[[ EXERCISE INPUT, beginning ]]

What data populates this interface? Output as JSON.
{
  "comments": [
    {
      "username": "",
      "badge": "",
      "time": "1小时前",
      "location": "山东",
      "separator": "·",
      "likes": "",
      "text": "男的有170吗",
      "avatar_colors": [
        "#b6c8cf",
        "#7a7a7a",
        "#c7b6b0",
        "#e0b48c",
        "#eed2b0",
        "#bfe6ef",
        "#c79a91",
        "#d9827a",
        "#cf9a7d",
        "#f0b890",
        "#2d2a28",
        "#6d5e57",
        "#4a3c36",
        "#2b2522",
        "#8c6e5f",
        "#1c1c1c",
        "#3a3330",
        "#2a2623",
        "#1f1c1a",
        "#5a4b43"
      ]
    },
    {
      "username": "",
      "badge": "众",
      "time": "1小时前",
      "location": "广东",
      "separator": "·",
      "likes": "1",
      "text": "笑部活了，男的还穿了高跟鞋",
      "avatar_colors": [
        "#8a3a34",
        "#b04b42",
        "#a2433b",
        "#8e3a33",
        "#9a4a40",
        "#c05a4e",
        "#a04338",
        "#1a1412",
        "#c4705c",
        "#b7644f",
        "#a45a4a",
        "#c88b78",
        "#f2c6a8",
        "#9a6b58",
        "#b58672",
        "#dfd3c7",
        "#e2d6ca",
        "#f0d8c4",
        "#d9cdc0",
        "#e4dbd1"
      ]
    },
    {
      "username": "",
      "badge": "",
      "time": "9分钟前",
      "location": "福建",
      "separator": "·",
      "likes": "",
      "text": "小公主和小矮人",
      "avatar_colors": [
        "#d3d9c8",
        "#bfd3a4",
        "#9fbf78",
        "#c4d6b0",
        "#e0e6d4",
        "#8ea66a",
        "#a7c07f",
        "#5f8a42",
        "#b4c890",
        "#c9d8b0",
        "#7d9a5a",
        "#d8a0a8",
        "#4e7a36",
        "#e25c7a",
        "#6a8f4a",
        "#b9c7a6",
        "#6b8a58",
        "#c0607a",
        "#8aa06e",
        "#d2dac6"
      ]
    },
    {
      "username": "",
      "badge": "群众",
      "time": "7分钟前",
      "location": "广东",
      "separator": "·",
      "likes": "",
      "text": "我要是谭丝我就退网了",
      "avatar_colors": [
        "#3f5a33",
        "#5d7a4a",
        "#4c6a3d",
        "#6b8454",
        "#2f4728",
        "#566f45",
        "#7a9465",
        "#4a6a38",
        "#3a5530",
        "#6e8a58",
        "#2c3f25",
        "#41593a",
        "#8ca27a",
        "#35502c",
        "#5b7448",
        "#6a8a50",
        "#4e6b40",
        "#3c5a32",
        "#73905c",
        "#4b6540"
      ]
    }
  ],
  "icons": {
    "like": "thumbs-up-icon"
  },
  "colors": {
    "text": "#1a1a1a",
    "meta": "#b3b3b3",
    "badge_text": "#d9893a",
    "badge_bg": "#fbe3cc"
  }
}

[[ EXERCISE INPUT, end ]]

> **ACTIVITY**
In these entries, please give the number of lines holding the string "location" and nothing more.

> **SOLUTION FOR THIS TASK**
4